ENTRIES PROVIDED:

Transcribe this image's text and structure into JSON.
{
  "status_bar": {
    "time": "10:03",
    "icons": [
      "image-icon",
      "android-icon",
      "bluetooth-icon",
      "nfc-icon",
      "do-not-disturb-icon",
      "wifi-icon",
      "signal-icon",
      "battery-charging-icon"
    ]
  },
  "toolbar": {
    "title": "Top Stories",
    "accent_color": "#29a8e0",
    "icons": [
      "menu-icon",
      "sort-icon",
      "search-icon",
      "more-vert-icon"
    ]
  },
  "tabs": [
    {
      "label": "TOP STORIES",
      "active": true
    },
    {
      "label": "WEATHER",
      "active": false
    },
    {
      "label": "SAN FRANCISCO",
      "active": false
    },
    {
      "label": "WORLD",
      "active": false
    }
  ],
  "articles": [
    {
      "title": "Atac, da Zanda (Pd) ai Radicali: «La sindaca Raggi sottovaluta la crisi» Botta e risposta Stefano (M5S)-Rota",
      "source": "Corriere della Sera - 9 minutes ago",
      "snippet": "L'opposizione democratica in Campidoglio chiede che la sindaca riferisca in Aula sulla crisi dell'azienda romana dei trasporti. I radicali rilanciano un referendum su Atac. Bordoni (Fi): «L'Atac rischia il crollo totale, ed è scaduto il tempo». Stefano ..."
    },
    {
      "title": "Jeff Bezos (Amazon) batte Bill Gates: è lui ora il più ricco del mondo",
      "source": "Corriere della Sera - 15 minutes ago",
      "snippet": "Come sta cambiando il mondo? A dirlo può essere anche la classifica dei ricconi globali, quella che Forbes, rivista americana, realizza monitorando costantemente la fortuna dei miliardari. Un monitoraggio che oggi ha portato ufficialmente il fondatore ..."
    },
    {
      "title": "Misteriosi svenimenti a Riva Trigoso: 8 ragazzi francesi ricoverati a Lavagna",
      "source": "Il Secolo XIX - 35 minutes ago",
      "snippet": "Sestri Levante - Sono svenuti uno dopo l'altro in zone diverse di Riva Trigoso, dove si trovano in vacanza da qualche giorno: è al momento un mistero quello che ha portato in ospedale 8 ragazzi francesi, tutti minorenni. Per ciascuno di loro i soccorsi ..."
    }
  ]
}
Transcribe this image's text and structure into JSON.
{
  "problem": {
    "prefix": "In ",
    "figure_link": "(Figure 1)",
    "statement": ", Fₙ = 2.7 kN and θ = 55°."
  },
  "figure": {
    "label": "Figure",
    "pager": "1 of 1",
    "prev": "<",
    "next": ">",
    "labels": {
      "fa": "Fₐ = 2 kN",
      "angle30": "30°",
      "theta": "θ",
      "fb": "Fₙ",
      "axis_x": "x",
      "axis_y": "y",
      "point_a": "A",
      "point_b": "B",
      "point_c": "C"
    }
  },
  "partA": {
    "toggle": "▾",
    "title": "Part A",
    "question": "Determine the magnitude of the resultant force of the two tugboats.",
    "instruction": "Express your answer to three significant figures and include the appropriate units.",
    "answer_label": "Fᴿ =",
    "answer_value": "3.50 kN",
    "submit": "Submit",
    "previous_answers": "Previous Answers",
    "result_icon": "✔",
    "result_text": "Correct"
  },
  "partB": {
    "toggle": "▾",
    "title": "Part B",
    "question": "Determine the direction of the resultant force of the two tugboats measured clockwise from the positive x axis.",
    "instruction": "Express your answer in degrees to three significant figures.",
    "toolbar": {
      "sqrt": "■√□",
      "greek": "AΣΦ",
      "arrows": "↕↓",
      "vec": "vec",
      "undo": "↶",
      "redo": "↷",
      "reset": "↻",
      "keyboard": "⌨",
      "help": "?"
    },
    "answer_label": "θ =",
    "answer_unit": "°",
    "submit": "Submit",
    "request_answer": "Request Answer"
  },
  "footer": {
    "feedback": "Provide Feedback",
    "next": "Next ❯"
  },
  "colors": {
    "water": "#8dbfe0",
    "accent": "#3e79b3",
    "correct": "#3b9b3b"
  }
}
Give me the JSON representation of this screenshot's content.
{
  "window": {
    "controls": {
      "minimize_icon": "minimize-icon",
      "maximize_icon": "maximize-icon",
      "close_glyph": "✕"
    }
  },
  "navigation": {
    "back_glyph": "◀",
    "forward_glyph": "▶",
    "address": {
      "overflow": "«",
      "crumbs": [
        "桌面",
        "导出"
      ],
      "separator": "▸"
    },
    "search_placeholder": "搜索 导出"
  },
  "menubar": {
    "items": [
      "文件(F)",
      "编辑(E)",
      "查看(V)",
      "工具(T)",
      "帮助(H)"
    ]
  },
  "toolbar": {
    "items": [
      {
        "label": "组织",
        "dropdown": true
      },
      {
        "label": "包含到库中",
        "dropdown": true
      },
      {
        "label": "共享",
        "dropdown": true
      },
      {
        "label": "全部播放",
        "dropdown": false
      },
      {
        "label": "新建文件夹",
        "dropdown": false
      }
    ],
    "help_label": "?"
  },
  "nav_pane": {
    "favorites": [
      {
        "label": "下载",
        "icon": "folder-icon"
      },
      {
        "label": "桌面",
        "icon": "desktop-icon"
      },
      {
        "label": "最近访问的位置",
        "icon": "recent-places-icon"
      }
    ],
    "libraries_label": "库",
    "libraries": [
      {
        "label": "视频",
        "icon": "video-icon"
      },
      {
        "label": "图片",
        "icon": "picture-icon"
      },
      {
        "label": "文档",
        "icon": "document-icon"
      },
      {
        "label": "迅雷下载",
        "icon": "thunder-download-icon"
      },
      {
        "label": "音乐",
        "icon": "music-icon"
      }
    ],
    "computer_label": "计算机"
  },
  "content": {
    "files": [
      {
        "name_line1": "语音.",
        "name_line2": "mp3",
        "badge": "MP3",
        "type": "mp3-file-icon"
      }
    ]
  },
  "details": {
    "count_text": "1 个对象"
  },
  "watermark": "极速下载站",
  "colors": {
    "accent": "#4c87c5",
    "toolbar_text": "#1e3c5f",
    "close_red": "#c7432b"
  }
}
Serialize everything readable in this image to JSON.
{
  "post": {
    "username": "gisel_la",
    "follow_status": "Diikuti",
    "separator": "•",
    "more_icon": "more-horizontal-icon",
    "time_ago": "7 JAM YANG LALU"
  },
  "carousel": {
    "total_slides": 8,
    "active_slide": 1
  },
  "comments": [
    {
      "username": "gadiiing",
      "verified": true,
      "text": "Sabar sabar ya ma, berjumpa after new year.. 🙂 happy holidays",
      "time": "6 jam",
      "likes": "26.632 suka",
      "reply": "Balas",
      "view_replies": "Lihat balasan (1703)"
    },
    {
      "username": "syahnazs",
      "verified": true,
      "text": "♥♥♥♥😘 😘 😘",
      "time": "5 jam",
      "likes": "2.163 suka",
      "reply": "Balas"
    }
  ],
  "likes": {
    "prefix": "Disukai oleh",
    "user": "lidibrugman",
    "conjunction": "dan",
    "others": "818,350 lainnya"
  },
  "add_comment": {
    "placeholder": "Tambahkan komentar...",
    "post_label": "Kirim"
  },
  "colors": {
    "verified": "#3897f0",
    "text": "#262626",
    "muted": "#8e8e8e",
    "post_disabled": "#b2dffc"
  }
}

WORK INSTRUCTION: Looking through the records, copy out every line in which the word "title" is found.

WRITTEN ANSWER:
    "title": "Top Stories",
      "title": "Atac, da Zanda (Pd) ai Radicali: «La sindaca Raggi sottovaluta la crisi» Botta e risposta Stefano (M5S)-Rota",
      "title": "Jeff Bezos (Amazon) batte Bill Gates: è lui ora il più ricco del mondo",
      "title": "Misteriosi svenimenti a Riva Trigoso: 8 ragazzi francesi ricoverati a Lavagna",
    "title": "Part A",
    "title": "Part B",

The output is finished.